Dean, at once, seemed too old and yet too young in the part. He again struck us as diminutive, almost elfin in size, not so threatening, but smaller, like visiting a childhood house that once seemed immense.

Today every actor from two or three generations plays his role in the Dean mode. But, here, he is the only performer throwing away lines, bobbing and weaving away from the camera and fame, thereby stealing every scene.


His contemporaries did not know what to make of him as a psychological study and certainly did not think much of his work as a professional. They seem exasperated in this movie and work hard to keep the verisimilitude, which gives the film something of an unusual patina.

In scenes with Jo Van Fleet as his mother who abandoned him as an infant for a career as the madam of a brothel, Dean and Van Fleet seem almost to mimic each other’s genetics to create a sense of mother and son separated since birth.

There are moments in the film that make it timeless and memorable, even so many years later, after so many viewings.


We again give a nod to James Dean.

 You may read THE NEXT JAMES DEAN about the original and his clones.
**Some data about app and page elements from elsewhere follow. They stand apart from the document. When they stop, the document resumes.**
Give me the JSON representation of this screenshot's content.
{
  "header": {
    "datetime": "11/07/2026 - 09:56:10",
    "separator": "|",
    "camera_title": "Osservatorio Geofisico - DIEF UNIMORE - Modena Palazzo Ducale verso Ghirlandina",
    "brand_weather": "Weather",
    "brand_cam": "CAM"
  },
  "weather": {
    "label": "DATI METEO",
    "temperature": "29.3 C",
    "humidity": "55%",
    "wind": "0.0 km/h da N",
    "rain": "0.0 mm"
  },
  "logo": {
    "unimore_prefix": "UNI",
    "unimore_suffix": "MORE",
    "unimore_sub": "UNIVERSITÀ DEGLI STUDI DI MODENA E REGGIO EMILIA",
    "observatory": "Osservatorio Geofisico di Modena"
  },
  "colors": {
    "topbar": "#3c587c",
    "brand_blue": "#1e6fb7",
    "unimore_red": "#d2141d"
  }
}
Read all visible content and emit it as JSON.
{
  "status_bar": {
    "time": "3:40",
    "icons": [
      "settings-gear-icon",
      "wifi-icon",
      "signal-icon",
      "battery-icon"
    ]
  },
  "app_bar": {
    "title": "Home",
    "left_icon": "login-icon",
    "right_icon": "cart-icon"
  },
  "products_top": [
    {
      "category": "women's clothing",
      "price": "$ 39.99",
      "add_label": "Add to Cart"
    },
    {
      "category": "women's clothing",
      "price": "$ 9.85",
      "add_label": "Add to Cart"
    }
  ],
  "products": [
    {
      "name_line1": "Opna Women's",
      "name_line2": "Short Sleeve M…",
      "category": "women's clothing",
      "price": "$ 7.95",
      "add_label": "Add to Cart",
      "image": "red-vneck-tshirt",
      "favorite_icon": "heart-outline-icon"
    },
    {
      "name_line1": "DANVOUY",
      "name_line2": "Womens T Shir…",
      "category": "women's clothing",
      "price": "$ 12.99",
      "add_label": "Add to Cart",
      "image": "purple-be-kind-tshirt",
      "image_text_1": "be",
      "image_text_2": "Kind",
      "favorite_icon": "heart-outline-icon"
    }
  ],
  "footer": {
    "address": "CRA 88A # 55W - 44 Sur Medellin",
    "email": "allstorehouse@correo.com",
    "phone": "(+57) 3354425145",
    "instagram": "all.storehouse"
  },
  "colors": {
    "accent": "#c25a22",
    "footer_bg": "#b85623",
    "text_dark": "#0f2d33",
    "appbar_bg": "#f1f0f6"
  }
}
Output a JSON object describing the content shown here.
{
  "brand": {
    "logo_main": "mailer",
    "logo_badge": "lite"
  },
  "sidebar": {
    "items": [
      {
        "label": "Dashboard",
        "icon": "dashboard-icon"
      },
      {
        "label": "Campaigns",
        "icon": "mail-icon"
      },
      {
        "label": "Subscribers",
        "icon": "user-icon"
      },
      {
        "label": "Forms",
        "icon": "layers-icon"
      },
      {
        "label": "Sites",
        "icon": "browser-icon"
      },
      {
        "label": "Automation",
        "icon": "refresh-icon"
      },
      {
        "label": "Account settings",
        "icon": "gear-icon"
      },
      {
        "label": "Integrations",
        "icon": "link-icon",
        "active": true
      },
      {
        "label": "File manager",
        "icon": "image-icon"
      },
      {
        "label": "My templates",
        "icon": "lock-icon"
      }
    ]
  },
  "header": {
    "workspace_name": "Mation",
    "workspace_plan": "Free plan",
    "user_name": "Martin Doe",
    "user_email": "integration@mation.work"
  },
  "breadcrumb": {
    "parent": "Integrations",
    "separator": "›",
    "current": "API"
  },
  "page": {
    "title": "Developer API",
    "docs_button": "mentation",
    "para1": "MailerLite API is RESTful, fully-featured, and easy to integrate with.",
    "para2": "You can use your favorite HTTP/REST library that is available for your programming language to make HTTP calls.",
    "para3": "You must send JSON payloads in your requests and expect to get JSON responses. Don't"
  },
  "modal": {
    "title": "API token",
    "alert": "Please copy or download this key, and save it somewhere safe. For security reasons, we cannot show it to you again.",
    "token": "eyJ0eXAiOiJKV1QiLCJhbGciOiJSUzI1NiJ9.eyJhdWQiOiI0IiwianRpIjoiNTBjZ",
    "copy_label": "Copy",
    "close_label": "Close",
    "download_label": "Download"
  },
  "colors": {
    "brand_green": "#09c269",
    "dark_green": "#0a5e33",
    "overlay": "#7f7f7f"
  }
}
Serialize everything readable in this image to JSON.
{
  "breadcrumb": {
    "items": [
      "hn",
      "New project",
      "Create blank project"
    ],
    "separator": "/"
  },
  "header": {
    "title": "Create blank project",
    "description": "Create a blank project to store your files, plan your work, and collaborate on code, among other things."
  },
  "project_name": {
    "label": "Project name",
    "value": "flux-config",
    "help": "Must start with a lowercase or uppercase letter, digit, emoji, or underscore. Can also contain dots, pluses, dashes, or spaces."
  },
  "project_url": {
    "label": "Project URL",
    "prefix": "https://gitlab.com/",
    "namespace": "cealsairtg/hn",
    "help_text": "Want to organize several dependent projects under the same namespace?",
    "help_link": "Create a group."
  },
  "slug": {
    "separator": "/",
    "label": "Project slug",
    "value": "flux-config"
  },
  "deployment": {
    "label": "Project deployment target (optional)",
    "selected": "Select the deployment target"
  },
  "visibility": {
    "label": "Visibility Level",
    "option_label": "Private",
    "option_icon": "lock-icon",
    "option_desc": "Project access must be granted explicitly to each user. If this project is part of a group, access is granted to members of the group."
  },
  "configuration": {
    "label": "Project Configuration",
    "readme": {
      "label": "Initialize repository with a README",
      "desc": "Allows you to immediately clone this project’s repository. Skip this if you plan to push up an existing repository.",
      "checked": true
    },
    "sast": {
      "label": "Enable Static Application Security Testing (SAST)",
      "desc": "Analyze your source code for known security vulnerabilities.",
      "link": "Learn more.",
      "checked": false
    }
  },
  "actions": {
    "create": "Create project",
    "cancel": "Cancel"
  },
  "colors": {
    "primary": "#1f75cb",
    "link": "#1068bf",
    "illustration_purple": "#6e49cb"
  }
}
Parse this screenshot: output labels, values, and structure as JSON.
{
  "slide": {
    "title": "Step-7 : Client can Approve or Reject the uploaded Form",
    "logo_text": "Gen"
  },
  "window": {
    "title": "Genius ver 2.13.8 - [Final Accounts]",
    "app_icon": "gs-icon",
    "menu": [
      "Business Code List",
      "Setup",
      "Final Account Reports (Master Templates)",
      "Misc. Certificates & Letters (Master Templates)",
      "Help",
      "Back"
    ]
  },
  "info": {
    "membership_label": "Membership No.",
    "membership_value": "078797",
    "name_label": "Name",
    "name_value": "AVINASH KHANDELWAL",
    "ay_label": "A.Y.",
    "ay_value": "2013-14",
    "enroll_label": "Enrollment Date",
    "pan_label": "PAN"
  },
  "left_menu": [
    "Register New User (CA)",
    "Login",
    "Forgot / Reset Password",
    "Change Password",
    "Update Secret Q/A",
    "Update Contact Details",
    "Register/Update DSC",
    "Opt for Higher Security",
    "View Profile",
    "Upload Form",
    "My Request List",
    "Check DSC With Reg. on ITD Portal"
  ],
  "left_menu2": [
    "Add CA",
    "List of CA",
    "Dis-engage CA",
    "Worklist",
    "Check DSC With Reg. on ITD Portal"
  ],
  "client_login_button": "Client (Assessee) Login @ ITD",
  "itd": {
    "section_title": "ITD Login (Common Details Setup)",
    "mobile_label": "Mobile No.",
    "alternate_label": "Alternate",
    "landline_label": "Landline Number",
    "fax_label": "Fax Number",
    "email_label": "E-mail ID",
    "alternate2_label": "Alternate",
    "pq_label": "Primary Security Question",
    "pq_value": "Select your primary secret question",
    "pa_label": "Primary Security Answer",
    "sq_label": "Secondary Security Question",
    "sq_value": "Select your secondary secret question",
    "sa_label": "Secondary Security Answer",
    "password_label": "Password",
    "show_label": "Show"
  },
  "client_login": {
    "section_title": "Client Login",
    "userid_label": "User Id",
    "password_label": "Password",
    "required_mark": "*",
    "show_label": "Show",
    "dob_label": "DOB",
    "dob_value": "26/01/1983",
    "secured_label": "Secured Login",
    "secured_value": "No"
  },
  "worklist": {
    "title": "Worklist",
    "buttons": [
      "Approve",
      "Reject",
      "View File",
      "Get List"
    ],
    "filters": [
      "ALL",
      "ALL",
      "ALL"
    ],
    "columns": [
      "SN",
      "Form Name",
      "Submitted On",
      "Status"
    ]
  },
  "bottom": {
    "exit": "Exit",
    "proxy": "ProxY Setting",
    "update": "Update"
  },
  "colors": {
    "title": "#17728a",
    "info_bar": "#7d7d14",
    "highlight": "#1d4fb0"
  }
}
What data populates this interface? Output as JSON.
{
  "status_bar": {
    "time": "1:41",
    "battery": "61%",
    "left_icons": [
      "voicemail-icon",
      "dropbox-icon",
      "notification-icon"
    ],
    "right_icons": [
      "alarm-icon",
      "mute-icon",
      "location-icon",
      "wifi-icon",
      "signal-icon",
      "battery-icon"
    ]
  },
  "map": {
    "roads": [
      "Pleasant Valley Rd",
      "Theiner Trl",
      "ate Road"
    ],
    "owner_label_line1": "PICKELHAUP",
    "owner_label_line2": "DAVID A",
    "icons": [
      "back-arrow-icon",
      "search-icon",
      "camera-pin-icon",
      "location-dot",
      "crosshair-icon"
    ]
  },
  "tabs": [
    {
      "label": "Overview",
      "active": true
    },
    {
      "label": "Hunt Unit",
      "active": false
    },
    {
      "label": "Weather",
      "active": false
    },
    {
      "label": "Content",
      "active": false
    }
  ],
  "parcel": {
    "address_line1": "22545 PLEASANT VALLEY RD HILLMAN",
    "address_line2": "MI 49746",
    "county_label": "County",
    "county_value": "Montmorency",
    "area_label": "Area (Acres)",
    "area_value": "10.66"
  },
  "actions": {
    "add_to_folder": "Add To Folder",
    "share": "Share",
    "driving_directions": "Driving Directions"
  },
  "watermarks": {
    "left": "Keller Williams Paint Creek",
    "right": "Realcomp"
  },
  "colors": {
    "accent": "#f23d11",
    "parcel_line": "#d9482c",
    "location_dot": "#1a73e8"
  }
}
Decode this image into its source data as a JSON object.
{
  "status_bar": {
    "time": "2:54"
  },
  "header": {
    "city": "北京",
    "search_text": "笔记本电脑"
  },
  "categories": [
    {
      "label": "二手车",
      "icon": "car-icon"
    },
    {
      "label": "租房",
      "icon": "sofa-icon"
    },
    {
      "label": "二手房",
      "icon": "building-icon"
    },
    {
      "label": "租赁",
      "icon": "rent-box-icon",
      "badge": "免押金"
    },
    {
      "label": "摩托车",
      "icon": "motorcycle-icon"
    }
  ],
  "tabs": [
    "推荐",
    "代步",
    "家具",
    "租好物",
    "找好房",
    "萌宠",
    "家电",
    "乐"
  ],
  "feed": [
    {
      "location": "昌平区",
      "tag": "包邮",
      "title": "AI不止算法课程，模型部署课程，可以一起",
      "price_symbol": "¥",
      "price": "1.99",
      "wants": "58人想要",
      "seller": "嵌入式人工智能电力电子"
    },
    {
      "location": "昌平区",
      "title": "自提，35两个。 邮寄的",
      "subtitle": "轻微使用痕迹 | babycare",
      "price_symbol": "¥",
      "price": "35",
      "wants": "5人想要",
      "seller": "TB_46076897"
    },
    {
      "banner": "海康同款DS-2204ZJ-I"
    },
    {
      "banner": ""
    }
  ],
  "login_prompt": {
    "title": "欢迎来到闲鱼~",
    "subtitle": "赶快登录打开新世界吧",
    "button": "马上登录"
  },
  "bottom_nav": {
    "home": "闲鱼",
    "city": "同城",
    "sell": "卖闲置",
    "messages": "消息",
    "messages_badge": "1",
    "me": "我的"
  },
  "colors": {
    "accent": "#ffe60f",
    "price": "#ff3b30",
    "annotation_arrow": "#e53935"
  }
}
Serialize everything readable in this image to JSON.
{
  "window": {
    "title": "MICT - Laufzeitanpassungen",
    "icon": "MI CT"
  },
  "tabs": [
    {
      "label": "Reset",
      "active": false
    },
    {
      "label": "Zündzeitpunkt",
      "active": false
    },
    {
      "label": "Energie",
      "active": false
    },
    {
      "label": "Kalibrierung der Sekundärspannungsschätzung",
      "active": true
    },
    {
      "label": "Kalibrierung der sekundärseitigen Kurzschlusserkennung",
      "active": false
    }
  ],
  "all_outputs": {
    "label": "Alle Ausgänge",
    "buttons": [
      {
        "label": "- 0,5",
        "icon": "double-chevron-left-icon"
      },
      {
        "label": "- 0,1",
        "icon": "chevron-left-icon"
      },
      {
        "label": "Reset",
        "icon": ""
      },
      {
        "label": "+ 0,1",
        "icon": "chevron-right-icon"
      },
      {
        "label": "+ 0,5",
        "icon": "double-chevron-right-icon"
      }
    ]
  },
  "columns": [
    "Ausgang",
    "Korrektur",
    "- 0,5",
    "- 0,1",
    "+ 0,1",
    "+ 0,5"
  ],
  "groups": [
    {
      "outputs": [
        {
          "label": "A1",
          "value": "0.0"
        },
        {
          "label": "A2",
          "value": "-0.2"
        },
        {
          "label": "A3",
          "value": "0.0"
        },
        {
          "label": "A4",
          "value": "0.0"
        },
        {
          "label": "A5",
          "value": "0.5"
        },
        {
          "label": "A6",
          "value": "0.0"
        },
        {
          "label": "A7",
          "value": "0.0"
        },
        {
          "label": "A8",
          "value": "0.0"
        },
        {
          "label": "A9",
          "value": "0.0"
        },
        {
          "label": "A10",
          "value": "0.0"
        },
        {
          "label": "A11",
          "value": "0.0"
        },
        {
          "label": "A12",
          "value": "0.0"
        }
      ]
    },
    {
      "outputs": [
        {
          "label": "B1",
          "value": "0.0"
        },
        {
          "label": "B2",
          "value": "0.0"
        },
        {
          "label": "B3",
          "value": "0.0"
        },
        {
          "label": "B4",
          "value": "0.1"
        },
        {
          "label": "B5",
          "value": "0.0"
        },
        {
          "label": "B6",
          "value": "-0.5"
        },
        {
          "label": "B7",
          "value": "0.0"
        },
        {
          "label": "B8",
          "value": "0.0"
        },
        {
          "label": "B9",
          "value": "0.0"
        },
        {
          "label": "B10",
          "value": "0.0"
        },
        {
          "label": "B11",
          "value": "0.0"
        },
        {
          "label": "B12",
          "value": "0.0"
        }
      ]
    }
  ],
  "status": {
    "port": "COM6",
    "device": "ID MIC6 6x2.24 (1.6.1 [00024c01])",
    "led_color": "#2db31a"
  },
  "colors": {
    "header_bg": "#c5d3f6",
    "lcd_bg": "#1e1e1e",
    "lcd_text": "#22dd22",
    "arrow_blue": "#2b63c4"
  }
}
It’s in softcover and e-book on






Joshua Tree 1951 Chops James Dean Down to Bite Size




DATELINE: Joshua Tree 1951 & James Dean


We cannot tell a lie: this movie falls atop the James Dean legend with the splat of Godzilla meeting Bambi. The trailer gives a full sensation.


After years of teasing, the black and white art film that depicts an impressionistic version of James Dean hits the streaming market like Dean taking a public leak on the set of one of his movies.


Finally there is an arty biographical movie that does to James Dean what he did to art. From the opening and disquieting images of “The Human Ashtray” to Arthur Rimbaud’s bedroom, director Michael Mishory ties Dean into some heavy-duty angst and some lightweight Hollywood orgies of the early 1950s.


We first saw a trailer several years ago and have been teased endlessly about the film’s ever-postponed premiere. Now it has arrived on DVD with little fanfare outside of a Mexico theatrical showing.


As director James Franco learned with his towering small budget biography of Hart Crane, period movies are difficult, but this flows with ease in its pre-rock world of Joshua Tree where the old rocks don’t change for centuries, or at least since Dean stayed there.


Evocation of film noir and beat symbolist poetry seems to knot Dean’s roots as the film jumps back and forth in an impressionistic frenzy.


James Preston’s James Dean comes across as preformed, waiting to hatch out of a chrysalis. As Dean biographical features go, this one tries to be the be-all and end-all.


With so many of those who knew Dean gone and a few ancient leftovers not spilling their beans, the film will have no challengers. Nearly 60 years after James Dean’s car crash into mythomania, this film gives us the 21st century Dean.  No doubt that Dean would find the latest followers still lagging far behind his path.


This film requires acceptance on levels that are not standard for typical movies. It’s far beyond Eden, planetarium explosions, and belligerent oil tycoons that defined Dean’s movie legacy. He’s now ready for his close-up on the ceiling of the Sistine Chapel.


We know that Jimmy Dean would have approved.

William Russo is author of THE NEXT JAMES DEAN, featuring insights from a few who were there and demanded anonymity for their stories. The book is available on in softcover and e-book formats.